Please count how many lines below contain the word "author" and give nothing but that figure.

--- The data Enclosed Below ---

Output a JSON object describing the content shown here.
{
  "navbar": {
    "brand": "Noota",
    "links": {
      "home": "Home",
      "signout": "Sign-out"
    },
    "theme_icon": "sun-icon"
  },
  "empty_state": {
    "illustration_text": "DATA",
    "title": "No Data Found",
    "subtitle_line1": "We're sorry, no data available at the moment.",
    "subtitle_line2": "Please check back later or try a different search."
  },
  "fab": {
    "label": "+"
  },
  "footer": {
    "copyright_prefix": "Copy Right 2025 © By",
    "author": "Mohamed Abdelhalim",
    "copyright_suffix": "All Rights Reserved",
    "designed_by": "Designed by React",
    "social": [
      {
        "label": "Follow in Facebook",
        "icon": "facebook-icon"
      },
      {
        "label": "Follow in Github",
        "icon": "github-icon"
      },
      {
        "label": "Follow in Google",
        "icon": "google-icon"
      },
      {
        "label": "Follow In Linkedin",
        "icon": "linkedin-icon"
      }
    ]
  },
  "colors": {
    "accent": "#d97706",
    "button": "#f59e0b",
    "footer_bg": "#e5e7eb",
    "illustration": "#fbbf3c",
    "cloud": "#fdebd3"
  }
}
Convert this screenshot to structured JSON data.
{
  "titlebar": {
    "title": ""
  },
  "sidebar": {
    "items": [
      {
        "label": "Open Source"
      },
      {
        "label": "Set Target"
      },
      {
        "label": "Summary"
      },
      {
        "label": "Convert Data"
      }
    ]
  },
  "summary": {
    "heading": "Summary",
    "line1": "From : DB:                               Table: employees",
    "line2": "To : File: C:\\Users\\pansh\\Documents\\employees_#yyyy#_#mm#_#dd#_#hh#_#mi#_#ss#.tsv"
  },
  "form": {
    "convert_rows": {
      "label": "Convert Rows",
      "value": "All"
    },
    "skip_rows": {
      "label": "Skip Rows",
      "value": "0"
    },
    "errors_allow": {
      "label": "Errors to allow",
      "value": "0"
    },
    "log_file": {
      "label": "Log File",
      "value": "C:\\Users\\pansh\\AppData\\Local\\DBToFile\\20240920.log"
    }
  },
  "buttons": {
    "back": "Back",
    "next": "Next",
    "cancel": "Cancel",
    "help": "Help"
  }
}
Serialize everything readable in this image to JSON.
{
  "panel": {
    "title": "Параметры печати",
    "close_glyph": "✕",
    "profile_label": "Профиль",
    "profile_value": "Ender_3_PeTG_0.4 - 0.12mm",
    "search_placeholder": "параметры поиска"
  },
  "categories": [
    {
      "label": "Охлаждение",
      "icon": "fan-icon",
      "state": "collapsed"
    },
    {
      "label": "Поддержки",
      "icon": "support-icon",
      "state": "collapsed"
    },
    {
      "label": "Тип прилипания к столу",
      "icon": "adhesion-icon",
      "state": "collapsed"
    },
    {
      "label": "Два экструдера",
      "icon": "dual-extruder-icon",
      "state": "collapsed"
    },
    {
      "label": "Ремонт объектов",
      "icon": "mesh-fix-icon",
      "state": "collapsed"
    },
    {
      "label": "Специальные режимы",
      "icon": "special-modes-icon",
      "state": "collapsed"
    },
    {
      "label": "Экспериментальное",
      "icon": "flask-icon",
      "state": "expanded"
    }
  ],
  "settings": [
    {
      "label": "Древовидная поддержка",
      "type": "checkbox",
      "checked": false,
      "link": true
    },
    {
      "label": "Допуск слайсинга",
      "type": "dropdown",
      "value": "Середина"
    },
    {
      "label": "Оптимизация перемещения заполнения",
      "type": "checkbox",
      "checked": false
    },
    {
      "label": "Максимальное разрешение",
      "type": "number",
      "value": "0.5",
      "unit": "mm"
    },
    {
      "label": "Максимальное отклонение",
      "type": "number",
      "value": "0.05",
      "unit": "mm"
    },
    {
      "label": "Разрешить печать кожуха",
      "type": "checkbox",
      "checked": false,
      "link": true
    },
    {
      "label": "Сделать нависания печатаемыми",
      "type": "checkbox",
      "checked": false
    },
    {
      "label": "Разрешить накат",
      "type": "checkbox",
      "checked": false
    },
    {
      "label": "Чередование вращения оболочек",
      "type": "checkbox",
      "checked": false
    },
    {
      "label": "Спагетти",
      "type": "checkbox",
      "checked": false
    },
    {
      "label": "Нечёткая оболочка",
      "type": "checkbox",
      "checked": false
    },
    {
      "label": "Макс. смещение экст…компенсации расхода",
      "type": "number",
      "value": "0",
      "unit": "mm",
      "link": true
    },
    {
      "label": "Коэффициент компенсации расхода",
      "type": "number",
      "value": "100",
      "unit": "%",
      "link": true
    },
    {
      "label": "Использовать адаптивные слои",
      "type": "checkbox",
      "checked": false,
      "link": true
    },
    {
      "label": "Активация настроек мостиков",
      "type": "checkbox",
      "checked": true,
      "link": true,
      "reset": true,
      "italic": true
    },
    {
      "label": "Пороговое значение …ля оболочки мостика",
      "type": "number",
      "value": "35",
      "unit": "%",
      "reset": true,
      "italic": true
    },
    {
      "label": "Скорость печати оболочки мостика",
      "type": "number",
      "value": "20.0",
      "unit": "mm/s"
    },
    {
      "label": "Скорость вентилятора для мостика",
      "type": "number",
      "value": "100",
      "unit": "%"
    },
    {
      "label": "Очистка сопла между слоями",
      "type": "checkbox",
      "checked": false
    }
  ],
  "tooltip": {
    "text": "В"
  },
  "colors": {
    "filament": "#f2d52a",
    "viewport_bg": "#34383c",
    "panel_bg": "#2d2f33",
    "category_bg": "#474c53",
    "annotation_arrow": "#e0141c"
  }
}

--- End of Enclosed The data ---
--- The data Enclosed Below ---

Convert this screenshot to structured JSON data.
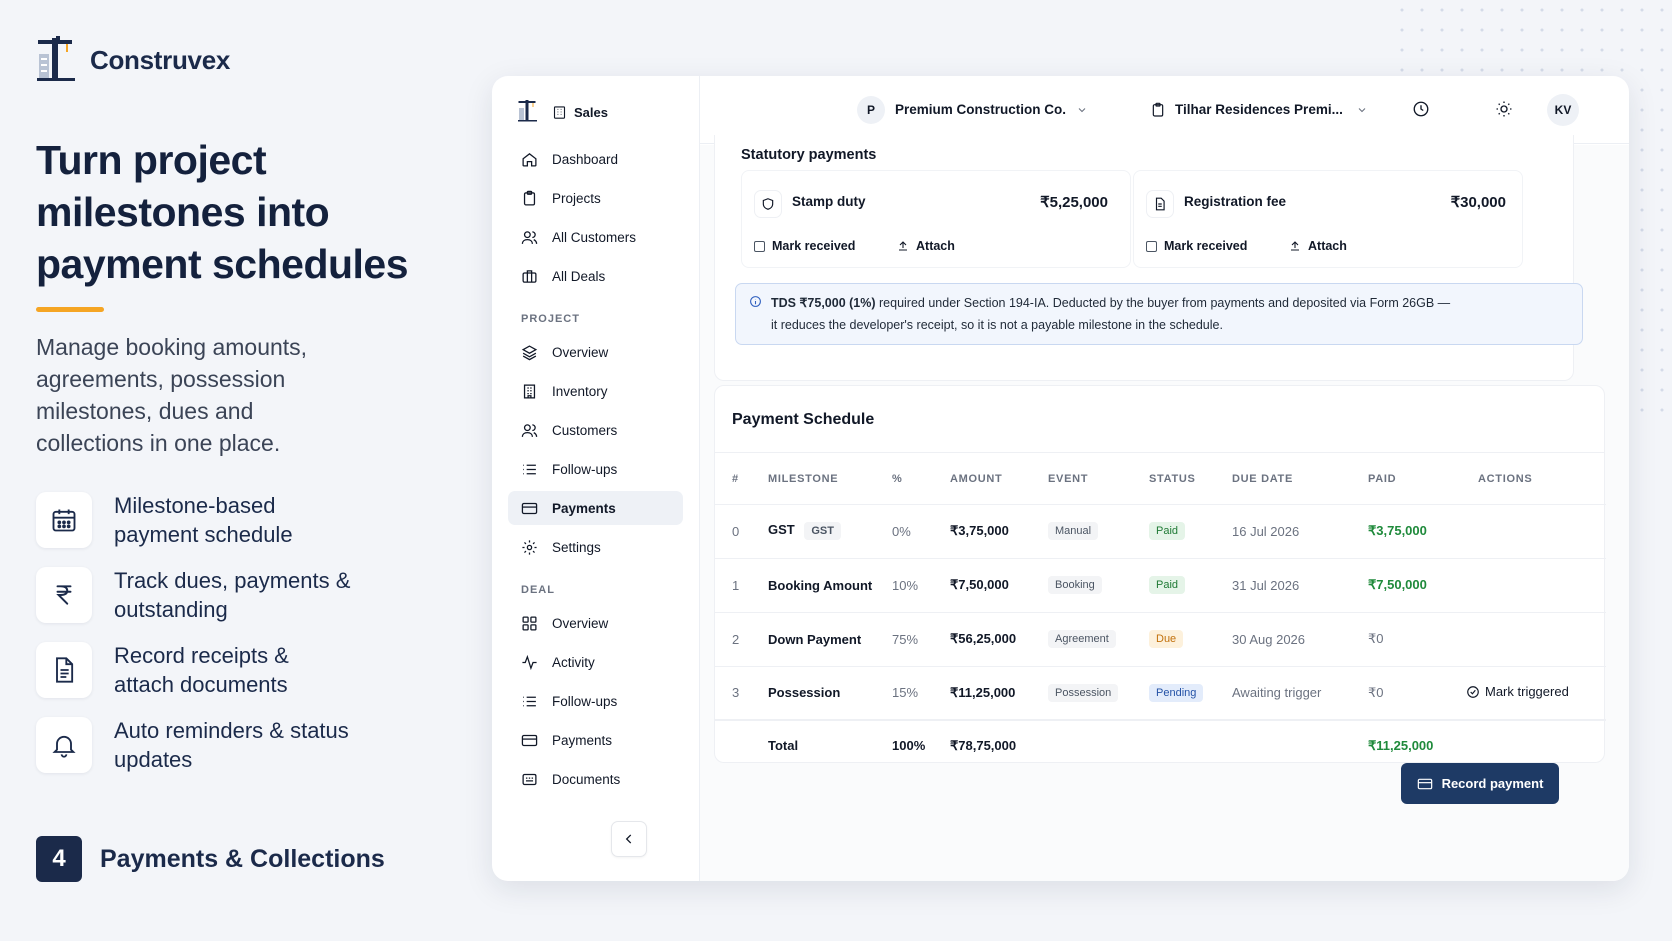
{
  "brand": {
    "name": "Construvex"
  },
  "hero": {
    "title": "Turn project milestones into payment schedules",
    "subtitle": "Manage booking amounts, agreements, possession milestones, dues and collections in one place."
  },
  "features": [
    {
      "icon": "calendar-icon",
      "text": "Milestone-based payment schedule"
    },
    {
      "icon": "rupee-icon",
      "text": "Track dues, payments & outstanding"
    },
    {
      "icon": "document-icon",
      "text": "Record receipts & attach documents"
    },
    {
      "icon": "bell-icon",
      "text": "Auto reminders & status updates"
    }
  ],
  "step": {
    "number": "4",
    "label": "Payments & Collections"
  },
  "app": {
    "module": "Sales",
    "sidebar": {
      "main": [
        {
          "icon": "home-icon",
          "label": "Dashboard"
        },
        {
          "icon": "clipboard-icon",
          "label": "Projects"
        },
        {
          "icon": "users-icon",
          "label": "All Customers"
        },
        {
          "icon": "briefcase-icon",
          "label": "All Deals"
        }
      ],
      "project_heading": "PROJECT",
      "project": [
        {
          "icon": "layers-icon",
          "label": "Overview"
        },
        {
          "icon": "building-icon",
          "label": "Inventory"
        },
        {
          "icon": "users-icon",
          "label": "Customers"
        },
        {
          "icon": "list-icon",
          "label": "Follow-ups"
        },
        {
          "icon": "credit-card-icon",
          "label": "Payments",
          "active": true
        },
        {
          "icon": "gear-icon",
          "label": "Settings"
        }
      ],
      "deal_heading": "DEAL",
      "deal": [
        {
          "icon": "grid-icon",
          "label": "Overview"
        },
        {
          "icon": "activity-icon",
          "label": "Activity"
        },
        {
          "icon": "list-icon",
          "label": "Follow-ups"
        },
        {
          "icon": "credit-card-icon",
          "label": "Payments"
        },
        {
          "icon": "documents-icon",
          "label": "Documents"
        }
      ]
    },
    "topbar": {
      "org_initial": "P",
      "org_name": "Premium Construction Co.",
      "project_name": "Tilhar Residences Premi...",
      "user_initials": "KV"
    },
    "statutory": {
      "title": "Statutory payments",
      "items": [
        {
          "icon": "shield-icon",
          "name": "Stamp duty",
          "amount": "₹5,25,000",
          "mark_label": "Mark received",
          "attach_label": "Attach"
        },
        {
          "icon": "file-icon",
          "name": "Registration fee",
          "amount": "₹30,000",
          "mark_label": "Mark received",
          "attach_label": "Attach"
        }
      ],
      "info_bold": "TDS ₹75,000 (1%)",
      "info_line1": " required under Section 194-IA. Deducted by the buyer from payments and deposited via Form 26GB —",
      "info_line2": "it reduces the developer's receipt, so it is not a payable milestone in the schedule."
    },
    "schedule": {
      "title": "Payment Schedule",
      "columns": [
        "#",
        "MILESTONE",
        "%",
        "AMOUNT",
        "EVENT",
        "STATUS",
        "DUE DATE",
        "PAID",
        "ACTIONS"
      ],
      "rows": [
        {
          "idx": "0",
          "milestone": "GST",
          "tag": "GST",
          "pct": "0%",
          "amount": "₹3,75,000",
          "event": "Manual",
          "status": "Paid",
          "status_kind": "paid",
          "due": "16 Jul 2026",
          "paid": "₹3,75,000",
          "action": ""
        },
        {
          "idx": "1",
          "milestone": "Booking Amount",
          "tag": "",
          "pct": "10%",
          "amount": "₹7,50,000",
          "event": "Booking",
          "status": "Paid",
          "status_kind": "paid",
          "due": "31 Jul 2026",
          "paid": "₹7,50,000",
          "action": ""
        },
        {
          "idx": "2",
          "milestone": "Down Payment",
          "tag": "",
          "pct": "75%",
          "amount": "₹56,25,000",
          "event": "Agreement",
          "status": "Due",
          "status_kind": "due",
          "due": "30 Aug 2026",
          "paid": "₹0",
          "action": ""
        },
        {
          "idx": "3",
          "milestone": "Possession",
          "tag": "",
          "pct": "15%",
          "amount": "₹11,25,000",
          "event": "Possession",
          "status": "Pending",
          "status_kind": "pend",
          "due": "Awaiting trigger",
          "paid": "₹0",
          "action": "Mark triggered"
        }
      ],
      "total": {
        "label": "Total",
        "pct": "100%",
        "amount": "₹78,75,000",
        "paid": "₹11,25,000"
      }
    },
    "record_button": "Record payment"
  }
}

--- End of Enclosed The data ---
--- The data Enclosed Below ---

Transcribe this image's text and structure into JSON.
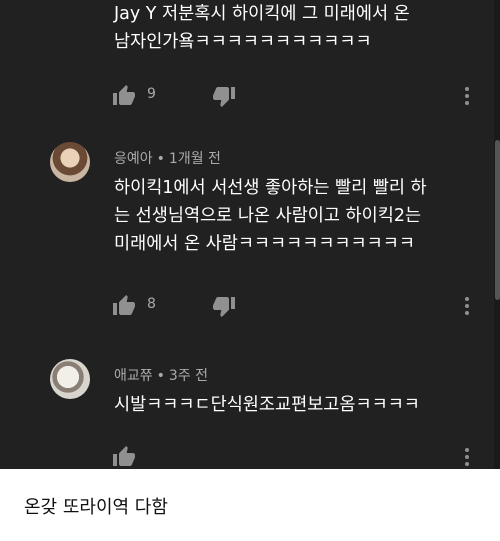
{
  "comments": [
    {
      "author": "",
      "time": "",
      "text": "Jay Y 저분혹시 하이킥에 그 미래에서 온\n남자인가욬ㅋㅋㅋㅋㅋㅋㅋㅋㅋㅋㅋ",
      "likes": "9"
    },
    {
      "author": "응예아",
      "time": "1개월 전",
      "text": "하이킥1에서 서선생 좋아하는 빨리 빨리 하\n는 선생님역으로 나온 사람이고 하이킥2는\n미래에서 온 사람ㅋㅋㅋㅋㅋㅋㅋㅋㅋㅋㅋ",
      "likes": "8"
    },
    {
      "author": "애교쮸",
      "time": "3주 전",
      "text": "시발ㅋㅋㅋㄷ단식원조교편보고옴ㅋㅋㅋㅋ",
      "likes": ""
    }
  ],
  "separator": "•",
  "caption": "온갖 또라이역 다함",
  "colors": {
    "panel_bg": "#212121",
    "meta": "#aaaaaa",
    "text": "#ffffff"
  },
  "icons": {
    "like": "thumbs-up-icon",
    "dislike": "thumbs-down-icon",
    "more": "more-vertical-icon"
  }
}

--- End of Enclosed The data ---

= The answer =
4